[Source records]
========================
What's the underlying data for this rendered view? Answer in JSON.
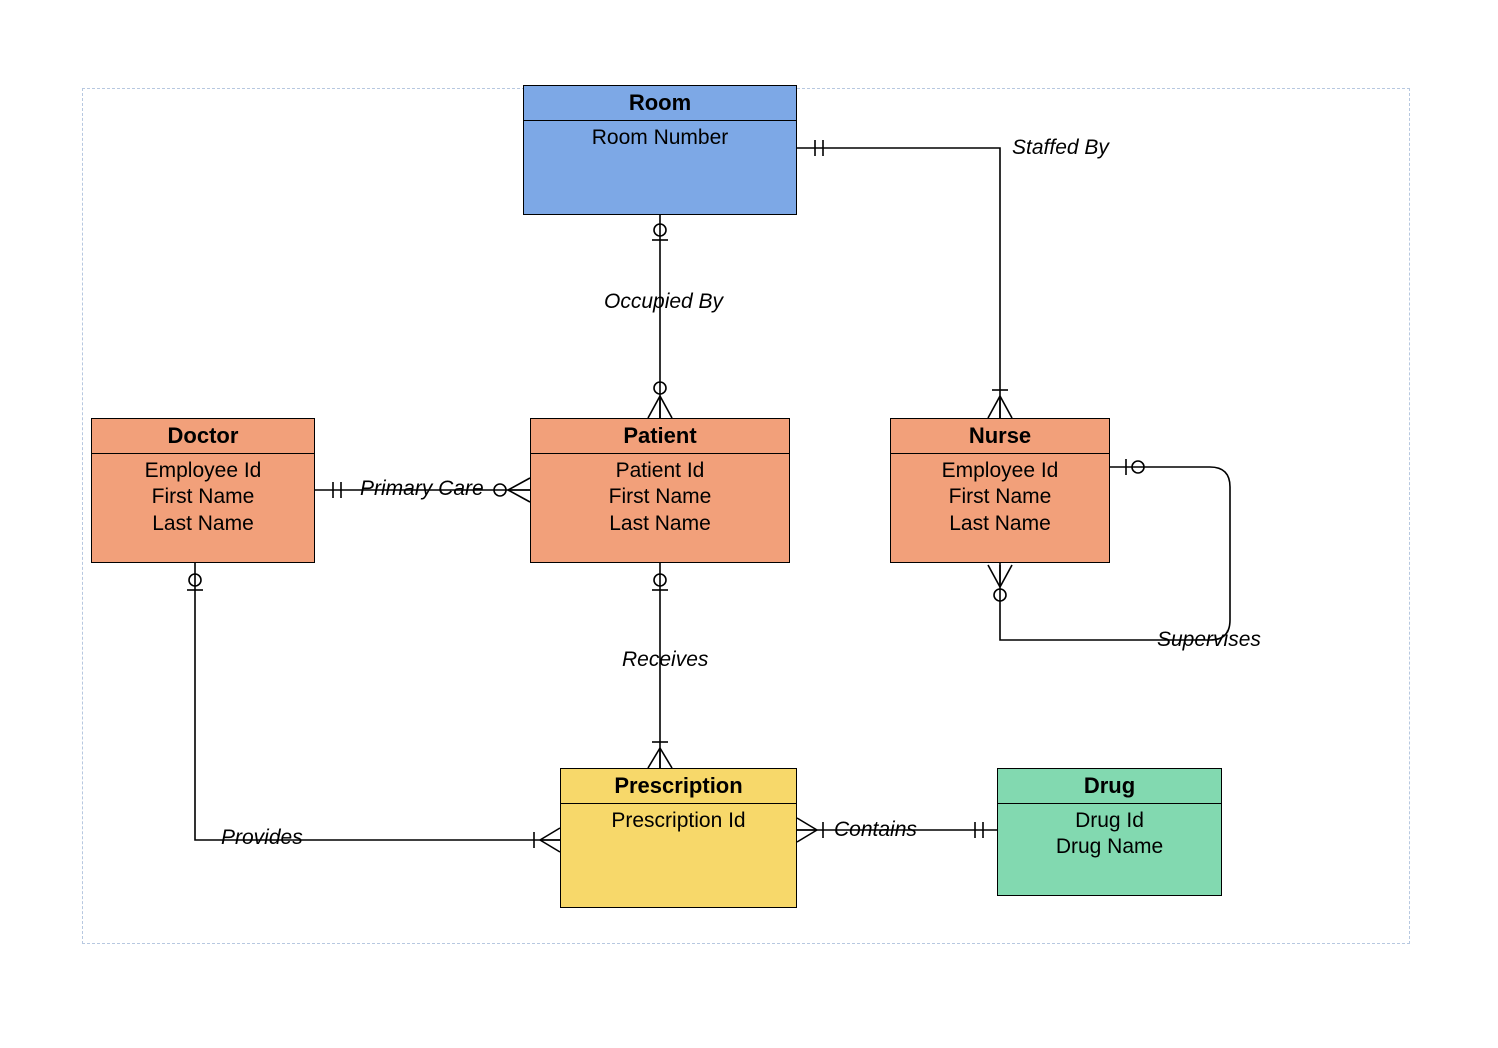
{
  "entities": {
    "room": {
      "title": "Room",
      "attrs": [
        "Room Number"
      ]
    },
    "doctor": {
      "title": "Doctor",
      "attrs": [
        "Employee Id",
        "First Name",
        "Last Name"
      ]
    },
    "patient": {
      "title": "Patient",
      "attrs": [
        "Patient Id",
        "First Name",
        "Last Name"
      ]
    },
    "nurse": {
      "title": "Nurse",
      "attrs": [
        "Employee Id",
        "First Name",
        "Last Name"
      ]
    },
    "prescription": {
      "title": "Prescription",
      "attrs": [
        "Prescription Id"
      ]
    },
    "drug": {
      "title": "Drug",
      "attrs": [
        "Drug Id",
        "Drug Name"
      ]
    }
  },
  "relationships": {
    "staffed_by": "Staffed By",
    "occupied_by": "Occupied By",
    "primary_care": "Primary Care",
    "receives": "Receives",
    "provides": "Provides",
    "contains": "Contains",
    "supervises": "Supervises"
  },
  "colors": {
    "blue": "#7da8e6",
    "orange": "#f2a07a",
    "yellow": "#f7d86a",
    "green": "#82d9b0"
  }
}
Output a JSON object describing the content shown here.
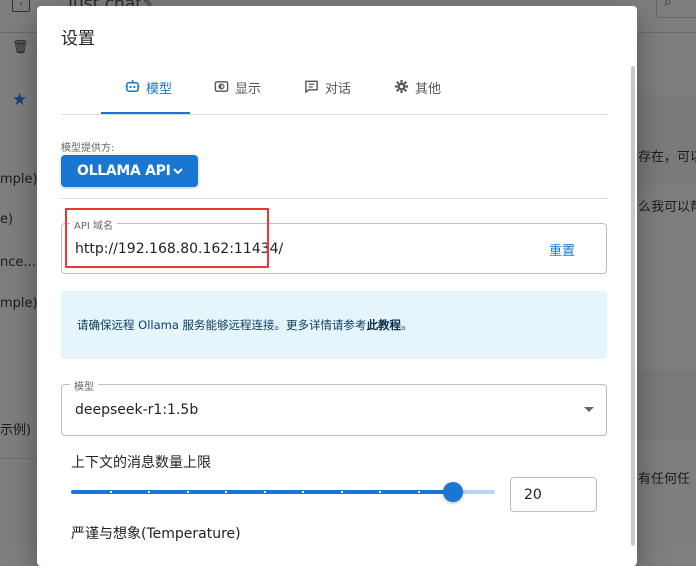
{
  "background": {
    "chat_title": "Just chat",
    "left_items": [
      "mple)",
      "e)",
      "nce...",
      "mple)",
      "示例)"
    ],
    "right_items": [
      "存在，可以",
      "么我可以帮",
      "有任何任"
    ]
  },
  "dialog": {
    "title": "设置",
    "tabs": [
      {
        "label": "模型",
        "icon": "robot-icon",
        "active": true
      },
      {
        "label": "显示",
        "icon": "display-icon",
        "active": false
      },
      {
        "label": "对话",
        "icon": "chat-icon",
        "active": false
      },
      {
        "label": "其他",
        "icon": "gear-icon",
        "active": false
      }
    ],
    "provider": {
      "label": "模型提供方:",
      "value": "OLLAMA API"
    },
    "api_host": {
      "legend": "API 域名",
      "value": "http://192.168.80.162:11434/",
      "reset_label": "重置"
    },
    "info": {
      "text": "请确保远程 Ollama 服务能够远程连接。更多详情请参考",
      "link": "此教程",
      "suffix": "。"
    },
    "model": {
      "legend": "模型",
      "value": "deepseek-r1:1.5b"
    },
    "context": {
      "label": "上下文的消息数量上限",
      "value": "20",
      "slider_fraction": 0.9
    },
    "temperature": {
      "label": "严谨与想象(Temperature)"
    }
  },
  "colors": {
    "accent": "#1976d2",
    "highlight_border": "#e53935",
    "info_bg": "#e6f4fc"
  }
}
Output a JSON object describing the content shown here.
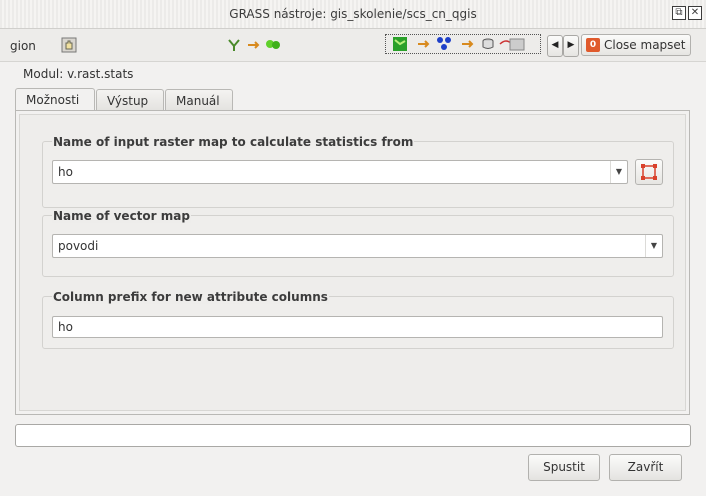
{
  "window": {
    "title": "GRASS nástroje: gis_skolenie/scs_cn_qgis",
    "restore_glyph": "⧉",
    "close_glyph": "✕"
  },
  "toolbar": {
    "partial_label": "gion",
    "close_mapset_label": "Close mapset",
    "nav_prev": "◀",
    "nav_next": "▶"
  },
  "module": {
    "label": "Modul: v.rast.stats"
  },
  "tabs": [
    {
      "label": "Možnosti",
      "active": true
    },
    {
      "label": "Výstup",
      "active": false
    },
    {
      "label": "Manuál",
      "active": false
    }
  ],
  "options": {
    "raster": {
      "title": "Name of input raster map to calculate statistics from",
      "value": "ho"
    },
    "vector": {
      "title": "Name of vector map",
      "value": "povodi"
    },
    "prefix": {
      "title": "Column prefix for new attribute columns",
      "value": "ho"
    }
  },
  "status": {
    "value": ""
  },
  "buttons": {
    "run": "Spustit",
    "close": "Zavřít"
  },
  "colors": {
    "accent_close": "#e05a2c",
    "selector_red": "#d9412b"
  },
  "icons": [
    "hand-icon",
    "fork-icon",
    "arrow-right-icon",
    "raster-map-icon",
    "vector-map-icon",
    "selection-icon"
  ]
}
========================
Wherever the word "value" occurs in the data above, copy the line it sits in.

- _Solution for this task_
      "value": "OLLAMA API"
      "value": "http://192.168.80.162:11434/",
      "value": "deepseek-r1:1.5b"
      "value": "20",
      "value": "ho"
      "value": "povodi"
      "value": "ho"
    "value": ""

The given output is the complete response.